• [About this exercise] In the listing that follows, copy out each line that includes the word "định".

• [Data extracts]
□ □ □ □ □ □ □

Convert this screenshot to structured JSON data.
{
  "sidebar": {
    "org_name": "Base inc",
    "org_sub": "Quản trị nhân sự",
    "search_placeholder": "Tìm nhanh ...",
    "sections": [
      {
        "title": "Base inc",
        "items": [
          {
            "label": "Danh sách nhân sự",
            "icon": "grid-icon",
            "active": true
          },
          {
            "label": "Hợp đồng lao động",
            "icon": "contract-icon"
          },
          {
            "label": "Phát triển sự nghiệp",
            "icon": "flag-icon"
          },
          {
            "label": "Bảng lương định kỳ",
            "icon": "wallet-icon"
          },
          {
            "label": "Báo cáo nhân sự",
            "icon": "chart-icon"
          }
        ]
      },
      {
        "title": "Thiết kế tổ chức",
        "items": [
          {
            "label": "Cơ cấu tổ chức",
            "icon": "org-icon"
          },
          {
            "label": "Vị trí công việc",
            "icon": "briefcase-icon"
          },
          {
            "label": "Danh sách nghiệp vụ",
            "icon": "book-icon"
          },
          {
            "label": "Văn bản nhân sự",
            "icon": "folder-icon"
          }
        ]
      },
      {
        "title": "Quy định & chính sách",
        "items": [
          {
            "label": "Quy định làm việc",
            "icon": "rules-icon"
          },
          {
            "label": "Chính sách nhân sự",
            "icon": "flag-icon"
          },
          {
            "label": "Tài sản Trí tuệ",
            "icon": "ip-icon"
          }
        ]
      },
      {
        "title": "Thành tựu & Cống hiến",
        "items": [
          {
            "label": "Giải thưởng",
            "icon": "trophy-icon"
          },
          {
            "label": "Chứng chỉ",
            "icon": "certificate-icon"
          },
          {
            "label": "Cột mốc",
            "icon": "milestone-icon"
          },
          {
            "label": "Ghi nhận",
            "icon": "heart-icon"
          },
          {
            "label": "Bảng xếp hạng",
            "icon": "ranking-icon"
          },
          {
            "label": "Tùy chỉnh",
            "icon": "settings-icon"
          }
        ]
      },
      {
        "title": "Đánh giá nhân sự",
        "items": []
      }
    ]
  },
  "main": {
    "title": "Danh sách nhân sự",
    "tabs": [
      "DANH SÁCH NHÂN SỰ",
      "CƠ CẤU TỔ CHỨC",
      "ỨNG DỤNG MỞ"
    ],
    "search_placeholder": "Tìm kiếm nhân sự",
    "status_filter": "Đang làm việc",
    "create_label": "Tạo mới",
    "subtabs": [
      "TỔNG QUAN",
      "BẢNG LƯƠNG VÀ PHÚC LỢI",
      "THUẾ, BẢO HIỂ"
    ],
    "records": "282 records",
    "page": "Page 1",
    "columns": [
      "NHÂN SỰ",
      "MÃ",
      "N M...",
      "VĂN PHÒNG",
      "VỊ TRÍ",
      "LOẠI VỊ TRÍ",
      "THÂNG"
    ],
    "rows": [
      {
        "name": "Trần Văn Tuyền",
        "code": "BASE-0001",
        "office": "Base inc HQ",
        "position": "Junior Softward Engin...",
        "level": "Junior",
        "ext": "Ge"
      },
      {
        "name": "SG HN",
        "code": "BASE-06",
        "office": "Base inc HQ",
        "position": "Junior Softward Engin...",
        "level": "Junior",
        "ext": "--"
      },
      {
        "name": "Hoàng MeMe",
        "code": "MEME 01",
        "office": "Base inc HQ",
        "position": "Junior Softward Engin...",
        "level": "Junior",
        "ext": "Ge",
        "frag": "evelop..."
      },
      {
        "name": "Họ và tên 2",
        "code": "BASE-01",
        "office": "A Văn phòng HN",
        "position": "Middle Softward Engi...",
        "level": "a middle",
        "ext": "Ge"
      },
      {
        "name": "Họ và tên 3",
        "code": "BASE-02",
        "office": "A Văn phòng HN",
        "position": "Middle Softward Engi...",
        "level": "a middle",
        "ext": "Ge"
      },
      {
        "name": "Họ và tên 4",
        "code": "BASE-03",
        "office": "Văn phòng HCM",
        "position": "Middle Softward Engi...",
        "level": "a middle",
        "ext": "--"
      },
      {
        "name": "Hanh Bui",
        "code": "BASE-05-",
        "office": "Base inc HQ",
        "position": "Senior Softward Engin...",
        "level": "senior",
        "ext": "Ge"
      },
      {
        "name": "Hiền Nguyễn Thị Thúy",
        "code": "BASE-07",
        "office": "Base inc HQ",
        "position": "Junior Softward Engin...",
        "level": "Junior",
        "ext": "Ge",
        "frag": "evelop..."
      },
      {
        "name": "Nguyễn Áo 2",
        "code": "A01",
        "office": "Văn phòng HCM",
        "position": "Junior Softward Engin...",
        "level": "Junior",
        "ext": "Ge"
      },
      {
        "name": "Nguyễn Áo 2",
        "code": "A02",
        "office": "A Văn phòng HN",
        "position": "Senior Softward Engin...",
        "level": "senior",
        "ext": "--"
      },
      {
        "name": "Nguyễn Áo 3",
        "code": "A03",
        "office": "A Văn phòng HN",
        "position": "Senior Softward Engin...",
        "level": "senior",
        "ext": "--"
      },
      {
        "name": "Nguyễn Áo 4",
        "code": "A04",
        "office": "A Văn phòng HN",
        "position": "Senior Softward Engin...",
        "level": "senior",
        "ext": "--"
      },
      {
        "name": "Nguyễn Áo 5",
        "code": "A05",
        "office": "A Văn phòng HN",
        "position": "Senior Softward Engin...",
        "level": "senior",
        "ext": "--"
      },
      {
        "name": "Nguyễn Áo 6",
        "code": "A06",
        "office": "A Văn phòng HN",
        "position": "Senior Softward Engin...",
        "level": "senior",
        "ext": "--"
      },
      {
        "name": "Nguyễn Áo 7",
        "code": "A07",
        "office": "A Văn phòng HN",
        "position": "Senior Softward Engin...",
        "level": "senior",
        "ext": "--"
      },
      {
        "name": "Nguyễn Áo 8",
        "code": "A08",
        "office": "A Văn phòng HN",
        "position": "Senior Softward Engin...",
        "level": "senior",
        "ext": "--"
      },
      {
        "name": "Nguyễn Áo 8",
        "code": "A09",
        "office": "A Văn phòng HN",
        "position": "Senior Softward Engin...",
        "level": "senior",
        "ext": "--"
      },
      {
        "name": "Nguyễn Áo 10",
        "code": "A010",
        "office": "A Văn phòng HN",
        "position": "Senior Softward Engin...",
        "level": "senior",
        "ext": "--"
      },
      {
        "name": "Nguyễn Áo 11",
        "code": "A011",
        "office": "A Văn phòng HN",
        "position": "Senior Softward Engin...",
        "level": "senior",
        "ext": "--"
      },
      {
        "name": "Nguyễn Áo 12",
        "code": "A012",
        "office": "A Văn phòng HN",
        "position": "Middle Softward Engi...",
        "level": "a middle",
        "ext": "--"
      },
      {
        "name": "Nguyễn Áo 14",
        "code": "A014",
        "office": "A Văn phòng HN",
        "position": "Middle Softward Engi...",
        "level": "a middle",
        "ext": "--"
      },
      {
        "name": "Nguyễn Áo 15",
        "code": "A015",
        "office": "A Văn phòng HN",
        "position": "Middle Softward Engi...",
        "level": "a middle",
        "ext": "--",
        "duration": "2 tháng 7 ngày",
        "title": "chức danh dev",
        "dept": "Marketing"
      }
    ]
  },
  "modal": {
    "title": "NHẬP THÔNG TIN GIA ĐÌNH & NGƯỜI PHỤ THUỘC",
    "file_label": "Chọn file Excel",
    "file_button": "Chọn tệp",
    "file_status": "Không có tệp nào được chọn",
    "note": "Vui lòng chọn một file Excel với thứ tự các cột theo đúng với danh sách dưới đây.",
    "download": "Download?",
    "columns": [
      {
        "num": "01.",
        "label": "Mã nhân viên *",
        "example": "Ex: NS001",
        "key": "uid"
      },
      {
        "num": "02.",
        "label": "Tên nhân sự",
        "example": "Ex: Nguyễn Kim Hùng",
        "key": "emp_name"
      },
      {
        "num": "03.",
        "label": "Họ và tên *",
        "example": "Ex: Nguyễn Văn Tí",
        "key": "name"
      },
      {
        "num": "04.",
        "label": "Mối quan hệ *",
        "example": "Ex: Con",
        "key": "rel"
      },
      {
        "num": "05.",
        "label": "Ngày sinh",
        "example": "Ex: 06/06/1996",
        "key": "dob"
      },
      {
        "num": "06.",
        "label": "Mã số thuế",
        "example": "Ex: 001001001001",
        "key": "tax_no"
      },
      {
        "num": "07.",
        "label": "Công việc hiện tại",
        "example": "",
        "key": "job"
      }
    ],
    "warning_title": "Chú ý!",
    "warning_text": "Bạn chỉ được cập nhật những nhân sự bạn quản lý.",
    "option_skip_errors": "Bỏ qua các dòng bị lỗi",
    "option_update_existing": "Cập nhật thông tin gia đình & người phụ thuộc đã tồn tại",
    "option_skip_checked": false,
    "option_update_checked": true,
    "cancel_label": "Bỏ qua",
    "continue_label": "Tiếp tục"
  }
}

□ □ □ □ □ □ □

• [Written answer]
            "label": "Bảng lương định kỳ",
        "title": "Quy định & chính sách",
            "label": "Quy định làm việc",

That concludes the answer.